Behavioural Decision Making
Course infoSchedule
Course moduleSOW-BS040
Credits (ECTS)4
CategoryMA (Master)
Language of instructionEnglish
Offered byRadboud University; Faculty of Social Sciences; Behavioural Science;
prof. dr. A.J. Dijksterhuis
Other course modules lecturer
dr. B.C. Figner
Other course modules lecturer
prof. dr. A.G. Sanfey
Other course modules lecturer
prof. dr. A.G. Sanfey
Other course modules lecturer
Contactperson for the course
prof. dr. A.G. Sanfey
Other course modules lecturer
Academic year2018
PER2  (05/11/2018 to 03/02/2019)
Starting block
Course mode
RemarksFor Behavioural Science RM students only, non-BSRM students interested in the course, please mail to
Registration using OSIRISYes
Course open to students from other facultiesYes
Waiting listNo
Placement procedure-
The primary objective of this course is to introduce students to fundamental research in the field of Behavioural Decision Making, research that spans a variety of disciplines including psychology, economics, and neuroscience. At the conclusion of the course, students should be conversant with the key theoretical principles in decision-making research, and in particular should be able to distinguish between descriptive and prescriptive accounts of decision-making. Additionally, students will be able to understand and discuss current influential research papers that examine both the behavioural and neural bases of human decision making, as well as understand the main research methods used in this field.
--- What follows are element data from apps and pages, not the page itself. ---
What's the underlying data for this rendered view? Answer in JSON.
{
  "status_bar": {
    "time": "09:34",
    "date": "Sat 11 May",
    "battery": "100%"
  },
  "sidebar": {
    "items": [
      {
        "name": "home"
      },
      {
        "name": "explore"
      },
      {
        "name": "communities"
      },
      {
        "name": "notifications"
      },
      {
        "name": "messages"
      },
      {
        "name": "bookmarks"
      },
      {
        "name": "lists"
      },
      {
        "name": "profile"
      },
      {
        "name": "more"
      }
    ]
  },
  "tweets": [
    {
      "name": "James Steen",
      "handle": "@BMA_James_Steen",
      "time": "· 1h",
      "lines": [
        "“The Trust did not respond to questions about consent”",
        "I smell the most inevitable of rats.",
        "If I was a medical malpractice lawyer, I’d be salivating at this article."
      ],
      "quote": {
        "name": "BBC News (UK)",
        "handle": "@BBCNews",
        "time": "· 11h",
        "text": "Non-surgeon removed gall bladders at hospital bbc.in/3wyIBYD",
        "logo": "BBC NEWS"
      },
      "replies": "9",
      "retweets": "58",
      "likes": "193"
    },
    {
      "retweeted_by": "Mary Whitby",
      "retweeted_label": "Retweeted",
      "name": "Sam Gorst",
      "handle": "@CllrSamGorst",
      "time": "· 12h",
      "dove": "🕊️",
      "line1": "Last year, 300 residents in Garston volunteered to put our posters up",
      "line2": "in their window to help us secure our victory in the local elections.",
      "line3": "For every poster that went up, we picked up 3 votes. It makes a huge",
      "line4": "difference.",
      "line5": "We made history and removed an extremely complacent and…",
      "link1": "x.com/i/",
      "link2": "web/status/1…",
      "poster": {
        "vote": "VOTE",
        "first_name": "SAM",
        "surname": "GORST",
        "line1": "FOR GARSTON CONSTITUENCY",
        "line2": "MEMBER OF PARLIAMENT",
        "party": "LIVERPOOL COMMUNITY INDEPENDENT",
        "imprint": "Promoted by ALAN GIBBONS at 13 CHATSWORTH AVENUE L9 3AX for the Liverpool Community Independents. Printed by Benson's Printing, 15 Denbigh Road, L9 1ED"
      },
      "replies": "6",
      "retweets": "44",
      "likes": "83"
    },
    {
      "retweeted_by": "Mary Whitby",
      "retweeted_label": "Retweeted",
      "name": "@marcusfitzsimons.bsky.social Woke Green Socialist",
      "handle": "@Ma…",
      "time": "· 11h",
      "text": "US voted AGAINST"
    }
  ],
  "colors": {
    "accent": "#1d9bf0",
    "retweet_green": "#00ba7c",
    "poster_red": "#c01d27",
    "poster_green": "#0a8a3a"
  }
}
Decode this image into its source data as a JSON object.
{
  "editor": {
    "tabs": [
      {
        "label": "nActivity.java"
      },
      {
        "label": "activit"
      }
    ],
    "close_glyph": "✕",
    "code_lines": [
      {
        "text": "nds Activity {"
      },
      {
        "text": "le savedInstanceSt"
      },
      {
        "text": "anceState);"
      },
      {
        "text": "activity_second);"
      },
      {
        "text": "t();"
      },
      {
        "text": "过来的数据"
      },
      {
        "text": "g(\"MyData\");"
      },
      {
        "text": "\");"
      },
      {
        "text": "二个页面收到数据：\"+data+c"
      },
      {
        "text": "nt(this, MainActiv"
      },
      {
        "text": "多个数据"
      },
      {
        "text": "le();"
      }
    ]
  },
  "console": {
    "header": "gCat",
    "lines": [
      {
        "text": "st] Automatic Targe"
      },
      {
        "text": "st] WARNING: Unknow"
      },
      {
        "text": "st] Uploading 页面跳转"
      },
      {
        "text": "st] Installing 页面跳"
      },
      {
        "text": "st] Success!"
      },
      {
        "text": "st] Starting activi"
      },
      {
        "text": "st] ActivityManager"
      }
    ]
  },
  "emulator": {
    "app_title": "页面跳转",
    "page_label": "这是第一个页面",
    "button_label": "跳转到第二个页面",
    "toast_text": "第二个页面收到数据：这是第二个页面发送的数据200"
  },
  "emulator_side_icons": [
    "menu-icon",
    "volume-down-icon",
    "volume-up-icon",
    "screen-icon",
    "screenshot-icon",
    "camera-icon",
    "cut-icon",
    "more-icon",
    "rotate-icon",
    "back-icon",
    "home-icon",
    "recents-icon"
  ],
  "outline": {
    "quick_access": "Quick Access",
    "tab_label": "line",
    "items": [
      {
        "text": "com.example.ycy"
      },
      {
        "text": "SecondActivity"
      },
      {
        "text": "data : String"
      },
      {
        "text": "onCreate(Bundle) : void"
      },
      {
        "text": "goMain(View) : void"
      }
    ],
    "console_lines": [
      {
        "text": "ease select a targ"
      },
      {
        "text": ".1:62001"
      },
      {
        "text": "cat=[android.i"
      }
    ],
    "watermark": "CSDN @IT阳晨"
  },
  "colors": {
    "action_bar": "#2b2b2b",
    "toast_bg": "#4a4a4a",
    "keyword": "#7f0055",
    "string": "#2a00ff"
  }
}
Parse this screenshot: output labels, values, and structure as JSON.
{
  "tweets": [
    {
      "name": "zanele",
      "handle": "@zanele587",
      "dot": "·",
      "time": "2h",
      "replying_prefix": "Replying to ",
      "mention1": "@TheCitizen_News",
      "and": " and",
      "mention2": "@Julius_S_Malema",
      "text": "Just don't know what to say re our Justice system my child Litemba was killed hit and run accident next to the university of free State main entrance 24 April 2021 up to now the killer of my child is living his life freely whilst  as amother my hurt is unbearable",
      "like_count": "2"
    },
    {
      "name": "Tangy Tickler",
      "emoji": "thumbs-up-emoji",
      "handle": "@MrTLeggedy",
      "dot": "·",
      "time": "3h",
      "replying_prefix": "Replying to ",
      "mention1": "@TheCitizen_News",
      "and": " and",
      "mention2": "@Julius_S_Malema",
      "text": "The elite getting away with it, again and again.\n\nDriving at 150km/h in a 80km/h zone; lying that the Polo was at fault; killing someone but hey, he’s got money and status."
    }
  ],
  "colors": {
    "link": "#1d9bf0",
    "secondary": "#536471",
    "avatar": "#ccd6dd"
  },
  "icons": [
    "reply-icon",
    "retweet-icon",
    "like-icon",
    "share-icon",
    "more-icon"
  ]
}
Finally, the student should be able to propose a research idea that advances decision-making research in an innovative direction.
The Behavioural Decision Making course covers the most important recent developments in decision-making research. As befits the field in general, we will examine research from a variety of disciplines. Though most of the research comes from psychological studies, we will also cover research from economics, neuroscience, and public policy. In each lecture we will cover one broad theme:
1. Rationality and heuristics
2. Judgment
3. Risk
4. Intertemporal choice
5. Developmental decision-making
6. Social decision-making
7. Neuroscience of decision-making 
8. Decisions in the Wild – case studies in bad decision-making.

Exam information
Grades will be assigned based on performance on an end of course exam (50%) and a research proposal (50%) 
    1.Exam: 6-8 open questions based on the assigned readings and on the lectures.
    2. Research Proposal: a 4-6 page document with a proposed novel experiment, based on one or two of the themes of the lectures. Students should present a well-described hypothesis, the thoughts/models/theory this hypothesis is based on, and an experimental design in considerable detail.
Students will have the opportunity to receive peer feedback of their proposal before submission.
Required materials
To be announced
Representative journal articles (approx 2 per week) will be posted online at least one week prior to each lecture. These articles will illustrate in detail some of the concepts to be discussed at the following meeting, and are required reading

Instructional modes

Research proposal
Test weight1
OpportunitiesBlock PER2, Block PER3

Written exam
Test weight1
Test typeExam
OpportunitiesBlock PER2, Block PER3